What you return must match the records word for word, except that pictures are dropped.

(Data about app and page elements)

---

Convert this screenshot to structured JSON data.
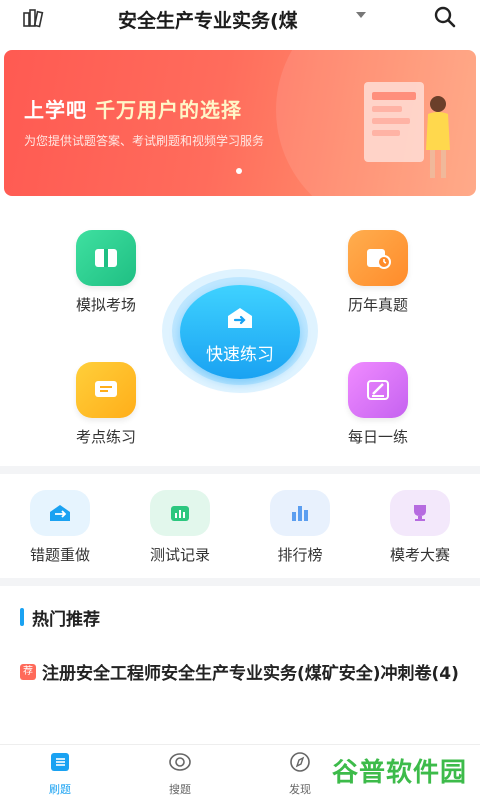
{
  "header": {
    "title": "安全生产专业实务(煤",
    "left_icon": "books-icon",
    "search_icon": "search-icon"
  },
  "banner": {
    "title_a": "上学吧",
    "title_b": "千万用户的选择",
    "subtitle": "为您提供试题答案、考试刷题和视频学习服务"
  },
  "grid": {
    "mock_exam": "模拟考场",
    "past_papers": "历年真题",
    "quick_practice": "快速练习",
    "topic_practice": "考点练习",
    "daily_practice": "每日一练"
  },
  "tools": [
    {
      "label": "错题重做",
      "icon": "redo-icon"
    },
    {
      "label": "测试记录",
      "icon": "bar-chart-icon"
    },
    {
      "label": "排行榜",
      "icon": "ranking-icon"
    },
    {
      "label": "模考大赛",
      "icon": "trophy-icon"
    }
  ],
  "hot": {
    "title": "热门推荐",
    "tag": "荐",
    "item": "注册安全工程师安全生产专业实务(煤矿安全)冲刺卷(4)"
  },
  "nav": {
    "items": [
      {
        "label": "刷题",
        "active": true
      },
      {
        "label": "搜题",
        "active": false
      },
      {
        "label": "发现",
        "active": false
      }
    ]
  },
  "watermark": {
    "text": "谷普软件园"
  },
  "colors": {
    "accent": "#1aa2f2",
    "banner": "#ff5a52",
    "watermark": "#3dbb4a"
  }
}
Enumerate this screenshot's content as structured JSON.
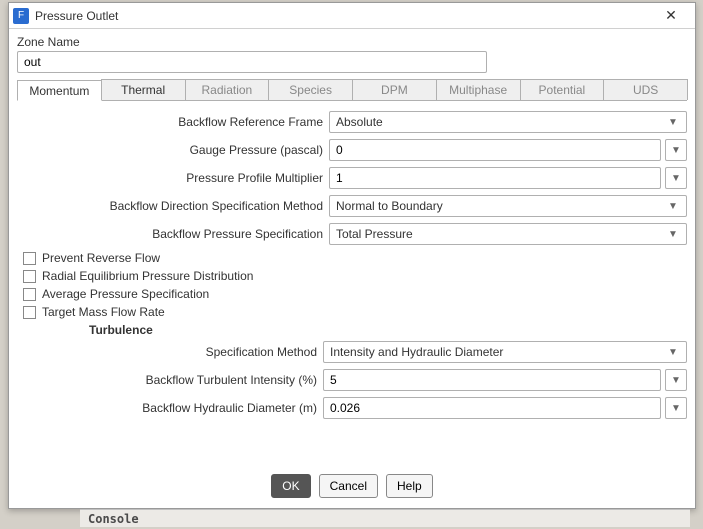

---

■ REPLY:
Convert this screenshot to structured JSON data.
{
  "header": {
    "title": "安全生产专业实务(煤",
    "left_icon": "books-icon",
    "search_icon": "search-icon"
  },
  "banner": {
    "title_a": "上学吧",
    "title_b": "千万用户的选择",
    "subtitle": "为您提供试题答案、考试刷题和视频学习服务"
  },
  "grid": {
    "mock_exam": "模拟考场",
    "past_papers": "历年真题",
    "quick_practice": "快速练习",
    "topic_practice": "考点练习",
    "daily_practice": "每日一练"
  },
  "tools": [
    {
      "label": "错题重做",
      "icon": "redo-icon"
    },
    {
      "label": "测试记录",
      "icon": "bar-chart-icon"
    },
    {
      "label": "排行榜",
      "icon": "ranking-icon"
    },
    {
      "label": "模考大赛",
      "icon": "trophy-icon"
    }
  ],
  "hot": {
    "title": "热门推荐",
    "tag": "荐",
    "item": "注册安全工程师安全生产专业实务(煤矿安全)冲刺卷(4)"
  },
  "nav": {
    "items": [
      {
        "label": "刷题",
        "active": true
      },
      {
        "label": "搜题",
        "active": false
      },
      {
        "label": "发现",
        "active": false
      }
    ]
  },
  "watermark": {
    "text": "谷普软件园"
  },
  "colors": {
    "accent": "#1aa2f2",
    "banner": "#ff5a52",
    "watermark": "#3dbb4a"
  }
}
Enumerate this screenshot's content as structured JSON.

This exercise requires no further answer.